Directions: Your answer should be the records below, written out exactly.

Dataset rows for apps and sites:
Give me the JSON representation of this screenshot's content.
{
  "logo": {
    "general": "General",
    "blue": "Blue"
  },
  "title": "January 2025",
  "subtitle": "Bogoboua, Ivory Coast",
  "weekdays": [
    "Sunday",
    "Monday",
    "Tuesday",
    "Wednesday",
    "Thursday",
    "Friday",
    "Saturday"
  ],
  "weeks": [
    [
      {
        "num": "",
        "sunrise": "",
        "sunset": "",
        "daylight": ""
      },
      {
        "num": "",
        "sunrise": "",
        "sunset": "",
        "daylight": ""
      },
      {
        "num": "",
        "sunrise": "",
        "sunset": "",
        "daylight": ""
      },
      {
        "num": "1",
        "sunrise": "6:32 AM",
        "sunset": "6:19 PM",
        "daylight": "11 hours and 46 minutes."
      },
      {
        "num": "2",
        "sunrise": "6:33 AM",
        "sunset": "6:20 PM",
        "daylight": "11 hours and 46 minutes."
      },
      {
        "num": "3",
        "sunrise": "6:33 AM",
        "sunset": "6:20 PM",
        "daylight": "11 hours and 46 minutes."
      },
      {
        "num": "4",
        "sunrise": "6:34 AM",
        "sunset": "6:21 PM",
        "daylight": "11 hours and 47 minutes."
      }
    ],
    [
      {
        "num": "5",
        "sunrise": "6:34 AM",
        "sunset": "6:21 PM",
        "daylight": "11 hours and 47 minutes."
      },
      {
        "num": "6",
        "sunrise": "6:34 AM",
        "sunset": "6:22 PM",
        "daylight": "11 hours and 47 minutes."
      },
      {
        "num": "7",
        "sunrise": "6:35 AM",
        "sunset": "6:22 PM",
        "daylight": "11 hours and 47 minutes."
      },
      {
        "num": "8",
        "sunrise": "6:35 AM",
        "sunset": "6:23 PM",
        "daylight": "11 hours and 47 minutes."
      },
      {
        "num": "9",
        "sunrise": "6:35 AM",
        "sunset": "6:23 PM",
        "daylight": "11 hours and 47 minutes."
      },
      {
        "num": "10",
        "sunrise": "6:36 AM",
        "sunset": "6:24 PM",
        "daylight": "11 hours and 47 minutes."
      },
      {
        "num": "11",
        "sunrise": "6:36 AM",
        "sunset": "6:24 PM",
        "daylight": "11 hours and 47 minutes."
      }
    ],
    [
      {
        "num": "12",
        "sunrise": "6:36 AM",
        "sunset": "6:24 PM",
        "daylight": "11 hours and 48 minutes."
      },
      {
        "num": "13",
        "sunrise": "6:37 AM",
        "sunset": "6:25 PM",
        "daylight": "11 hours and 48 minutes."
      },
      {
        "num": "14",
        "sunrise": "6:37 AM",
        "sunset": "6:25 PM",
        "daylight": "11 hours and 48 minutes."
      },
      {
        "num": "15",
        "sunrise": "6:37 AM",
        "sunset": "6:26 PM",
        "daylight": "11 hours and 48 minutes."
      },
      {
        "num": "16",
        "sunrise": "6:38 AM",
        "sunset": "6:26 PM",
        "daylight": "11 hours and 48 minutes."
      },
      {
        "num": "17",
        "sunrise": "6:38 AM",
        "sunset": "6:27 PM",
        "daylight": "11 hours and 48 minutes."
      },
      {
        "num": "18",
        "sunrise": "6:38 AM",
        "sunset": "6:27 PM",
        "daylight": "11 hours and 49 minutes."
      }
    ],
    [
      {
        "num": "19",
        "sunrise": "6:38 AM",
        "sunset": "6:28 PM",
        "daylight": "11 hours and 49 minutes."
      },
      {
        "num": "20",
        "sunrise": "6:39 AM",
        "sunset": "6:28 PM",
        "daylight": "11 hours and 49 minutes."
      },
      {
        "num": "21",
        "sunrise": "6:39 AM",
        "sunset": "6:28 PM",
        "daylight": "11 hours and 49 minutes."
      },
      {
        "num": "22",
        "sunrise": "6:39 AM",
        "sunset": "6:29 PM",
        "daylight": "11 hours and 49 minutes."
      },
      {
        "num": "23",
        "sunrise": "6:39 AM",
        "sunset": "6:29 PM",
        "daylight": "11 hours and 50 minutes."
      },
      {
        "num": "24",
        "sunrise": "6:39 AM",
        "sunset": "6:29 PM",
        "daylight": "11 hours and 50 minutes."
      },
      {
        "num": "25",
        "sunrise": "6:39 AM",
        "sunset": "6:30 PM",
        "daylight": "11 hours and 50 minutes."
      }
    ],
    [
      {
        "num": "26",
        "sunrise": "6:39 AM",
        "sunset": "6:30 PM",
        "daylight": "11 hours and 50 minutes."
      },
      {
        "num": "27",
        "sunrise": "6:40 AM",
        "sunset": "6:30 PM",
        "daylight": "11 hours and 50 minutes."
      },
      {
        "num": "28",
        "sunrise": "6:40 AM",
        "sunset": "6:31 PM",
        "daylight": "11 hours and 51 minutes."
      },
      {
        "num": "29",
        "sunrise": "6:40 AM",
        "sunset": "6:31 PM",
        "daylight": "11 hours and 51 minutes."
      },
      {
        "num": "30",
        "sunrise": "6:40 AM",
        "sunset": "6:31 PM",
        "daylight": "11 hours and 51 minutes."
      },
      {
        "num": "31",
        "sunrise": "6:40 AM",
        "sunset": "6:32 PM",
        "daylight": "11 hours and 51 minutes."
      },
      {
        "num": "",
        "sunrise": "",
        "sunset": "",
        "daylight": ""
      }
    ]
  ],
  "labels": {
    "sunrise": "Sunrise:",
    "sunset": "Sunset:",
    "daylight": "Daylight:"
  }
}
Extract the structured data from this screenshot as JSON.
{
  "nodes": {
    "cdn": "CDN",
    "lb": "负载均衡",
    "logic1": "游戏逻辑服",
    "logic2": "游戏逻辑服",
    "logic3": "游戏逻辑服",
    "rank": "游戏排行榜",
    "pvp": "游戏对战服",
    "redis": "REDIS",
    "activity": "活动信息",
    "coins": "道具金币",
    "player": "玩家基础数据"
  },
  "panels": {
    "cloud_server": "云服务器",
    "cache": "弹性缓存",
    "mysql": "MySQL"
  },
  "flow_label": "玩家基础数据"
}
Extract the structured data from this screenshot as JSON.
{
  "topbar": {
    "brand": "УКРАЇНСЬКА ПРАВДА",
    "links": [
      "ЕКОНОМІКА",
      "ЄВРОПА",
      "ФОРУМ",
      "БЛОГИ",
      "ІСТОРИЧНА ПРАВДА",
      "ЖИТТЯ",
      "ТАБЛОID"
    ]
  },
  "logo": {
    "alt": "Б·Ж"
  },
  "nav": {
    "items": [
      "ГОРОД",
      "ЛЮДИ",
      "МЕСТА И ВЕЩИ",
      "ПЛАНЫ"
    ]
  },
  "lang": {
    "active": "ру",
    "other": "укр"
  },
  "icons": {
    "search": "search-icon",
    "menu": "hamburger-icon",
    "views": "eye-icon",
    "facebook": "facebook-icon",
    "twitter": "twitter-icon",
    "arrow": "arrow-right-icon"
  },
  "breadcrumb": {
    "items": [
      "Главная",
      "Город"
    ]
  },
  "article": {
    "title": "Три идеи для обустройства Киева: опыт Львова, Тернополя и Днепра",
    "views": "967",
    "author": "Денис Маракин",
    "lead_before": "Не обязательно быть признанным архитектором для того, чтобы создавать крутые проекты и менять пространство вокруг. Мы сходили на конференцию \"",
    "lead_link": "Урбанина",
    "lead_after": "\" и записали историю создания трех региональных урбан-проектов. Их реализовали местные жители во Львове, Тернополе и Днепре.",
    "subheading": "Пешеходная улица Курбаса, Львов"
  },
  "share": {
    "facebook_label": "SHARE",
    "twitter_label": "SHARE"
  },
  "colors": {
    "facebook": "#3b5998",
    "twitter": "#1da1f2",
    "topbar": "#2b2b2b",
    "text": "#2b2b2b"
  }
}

Reply to the task:
Give me the JSON representation of this screenshot's content.
{
  "logo": {
    "general": "General",
    "blue": "Blue"
  },
  "title": "January 2025",
  "subtitle": "Bogoboua, Ivory Coast",
  "weekdays": [
    "Sunday",
    "Monday",
    "Tuesday",
    "Wednesday",
    "Thursday",
    "Friday",
    "Saturday"
  ],
  "weeks": [
    [
      {
        "num": "",
        "sunrise": "",
        "sunset": "",
        "daylight": ""
      },
      {
        "num": "",
        "sunrise": "",
        "sunset": "",
        "daylight": ""
      },
      {
        "num": "",
        "sunrise": "",
        "sunset": "",
        "daylight": ""
      },
      {
        "num": "1",
        "sunrise": "6:32 AM",
        "sunset": "6:19 PM",
        "daylight": "11 hours and 46 minutes."
      },
      {
        "num": "2",
        "sunrise": "6:33 AM",
        "sunset": "6:20 PM",
        "daylight": "11 hours and 46 minutes."
      },
      {
        "num": "3",
        "sunrise": "6:33 AM",
        "sunset": "6:20 PM",
        "daylight": "11 hours and 46 minutes."
      },
      {
        "num": "4",
        "sunrise": "6:34 AM",
        "sunset": "6:21 PM",
        "daylight": "11 hours and 47 minutes."
      }
    ],
    [
      {
        "num": "5",
        "sunrise": "6:34 AM",
        "sunset": "6:21 PM",
        "daylight": "11 hours and 47 minutes."
      },
      {
        "num": "6",
        "sunrise": "6:34 AM",
        "sunset": "6:22 PM",
        "daylight": "11 hours and 47 minutes."
      },
      {
        "num": "7",
        "sunrise": "6:35 AM",
        "sunset": "6:22 PM",
        "daylight": "11 hours and 47 minutes."
      },
      {
        "num": "8",
        "sunrise": "6:35 AM",
        "sunset": "6:23 PM",
        "daylight": "11 hours and 47 minutes."
      },
      {
        "num": "9",
        "sunrise": "6:35 AM",
        "sunset": "6:23 PM",
        "daylight": "11 hours and 47 minutes."
      },
      {
        "num": "10",
        "sunrise": "6:36 AM",
        "sunset": "6:24 PM",
        "daylight": "11 hours and 47 minutes."
      },
      {
        "num": "11",
        "sunrise": "6:36 AM",
        "sunset": "6:24 PM",
        "daylight": "11 hours and 47 minutes."
      }
    ],
    [
      {
        "num": "12",
        "sunrise": "6:36 AM",
        "sunset": "6:24 PM",
        "daylight": "11 hours and 48 minutes."
      },
      {
        "num": "13",
        "sunrise": "6:37 AM",
        "sunset": "6:25 PM",
        "daylight": "11 hours and 48 minutes."
      },
      {
        "num": "14",
        "sunrise": "6:37 AM",
        "sunset": "6:25 PM",
        "daylight": "11 hours and 48 minutes."
      },
      {
        "num": "15",
        "sunrise": "6:37 AM",
        "sunset": "6:26 PM",
        "daylight": "11 hours and 48 minutes."
      },
      {
        "num": "16",
        "sunrise": "6:38 AM",
        "sunset": "6:26 PM",
        "daylight": "11 hours and 48 minutes."
      },
      {
        "num": "17",
        "sunrise": "6:38 AM",
        "sunset": "6:27 PM",
        "daylight": "11 hours and 48 minutes."
      },
      {
        "num": "18",
        "sunrise": "6:38 AM",
        "sunset": "6:27 PM",
        "daylight": "11 hours and 49 minutes."
      }
    ],
    [
      {
        "num": "19",
        "sunrise": "6:38 AM",
        "sunset": "6:28 PM",
        "daylight": "11 hours and 49 minutes."
      },
      {
        "num": "20",
        "sunrise": "6:39 AM",
        "sunset": "6:28 PM",
        "daylight": "11 hours and 49 minutes."
      },
      {
        "num": "21",
        "sunrise": "6:39 AM",
        "sunset": "6:28 PM",
        "daylight": "11 hours and 49 minutes."
      },
      {
        "num": "22",
        "sunrise": "6:39 AM",
        "sunset": "6:29 PM",
        "daylight": "11 hours and 49 minutes."
      },
      {
        "num": "23",
        "sunrise": "6:39 AM",
        "sunset": "6:29 PM",
        "daylight": "11 hours and 50 minutes."
      },
      {
        "num": "24",
        "sunrise": "6:39 AM",
        "sunset": "6:29 PM",
        "daylight": "11 hours and 50 minutes."
      },
      {
        "num": "25",
        "sunrise": "6:39 AM",
        "sunset": "6:30 PM",
        "daylight": "11 hours and 50 minutes."
      }
    ],
    [
      {
        "num": "26",
        "sunrise": "6:39 AM",
        "sunset": "6:30 PM",
        "daylight": "11 hours and 50 minutes."
      },
      {
        "num": "27",
        "sunrise": "6:40 AM",
        "sunset": "6:30 PM",
        "daylight": "11 hours and 50 minutes."
      },
      {
        "num": "28",
        "sunrise": "6:40 AM",
        "sunset": "6:31 PM",
        "daylight": "11 hours and 51 minutes."
      },
      {
        "num": "29",
        "sunrise": "6:40 AM",
        "sunset": "6:31 PM",
        "daylight": "11 hours and 51 minutes."
      },
      {
        "num": "30",
        "sunrise": "6:40 AM",
        "sunset": "6:31 PM",
        "daylight": "11 hours and 51 minutes."
      },
      {
        "num": "31",
        "sunrise": "6:40 AM",
        "sunset": "6:32 PM",
        "daylight": "11 hours and 51 minutes."
      },
      {
        "num": "",
        "sunrise": "",
        "sunset": "",
        "daylight": ""
      }
    ]
  ],
  "labels": {
    "sunrise": "Sunrise:",
    "sunset": "Sunset:",
    "daylight": "Daylight:"
  }
}
Extract the structured data from this screenshot as JSON.
{
  "nodes": {
    "cdn": "CDN",
    "lb": "负载均衡",
    "logic1": "游戏逻辑服",
    "logic2": "游戏逻辑服",
    "logic3": "游戏逻辑服",
    "rank": "游戏排行榜",
    "pvp": "游戏对战服",
    "redis": "REDIS",
    "activity": "活动信息",
    "coins": "道具金币",
    "player": "玩家基础数据"
  },
  "panels": {
    "cloud_server": "云服务器",
    "cache": "弹性缓存",
    "mysql": "MySQL"
  },
  "flow_label": "玩家基础数据"
}
Extract the structured data from this screenshot as JSON.
{
  "topbar": {
    "brand": "УКРАЇНСЬКА ПРАВДА",
    "links": [
      "ЕКОНОМІКА",
      "ЄВРОПА",
      "ФОРУМ",
      "БЛОГИ",
      "ІСТОРИЧНА ПРАВДА",
      "ЖИТТЯ",
      "ТАБЛОID"
    ]
  },
  "logo": {
    "alt": "Б·Ж"
  },
  "nav": {
    "items": [
      "ГОРОД",
      "ЛЮДИ",
      "МЕСТА И ВЕЩИ",
      "ПЛАНЫ"
    ]
  },
  "lang": {
    "active": "ру",
    "other": "укр"
  },
  "icons": {
    "search": "search-icon",
    "menu": "hamburger-icon",
    "views": "eye-icon",
    "facebook": "facebook-icon",
    "twitter": "twitter-icon",
    "arrow": "arrow-right-icon"
  },
  "breadcrumb": {
    "items": [
      "Главная",
      "Город"
    ]
  },
  "article": {
    "title": "Три идеи для обустройства Киева: опыт Львова, Тернополя и Днепра",
    "views": "967",
    "author": "Денис Маракин",
    "lead_before": "Не обязательно быть признанным архитектором для того, чтобы создавать крутые проекты и менять пространство вокруг. Мы сходили на конференцию \"",
    "lead_link": "Урбанина",
    "lead_after": "\" и записали историю создания трех региональных урбан-проектов. Их реализовали местные жители во Львове, Тернополе и Днепре.",
    "subheading": "Пешеходная улица Курбаса, Львов"
  },
  "share": {
    "facebook_label": "SHARE",
    "twitter_label": "SHARE"
  },
  "colors": {
    "facebook": "#3b5998",
    "twitter": "#1da1f2",
    "topbar": "#2b2b2b",
    "text": "#2b2b2b"
  }
}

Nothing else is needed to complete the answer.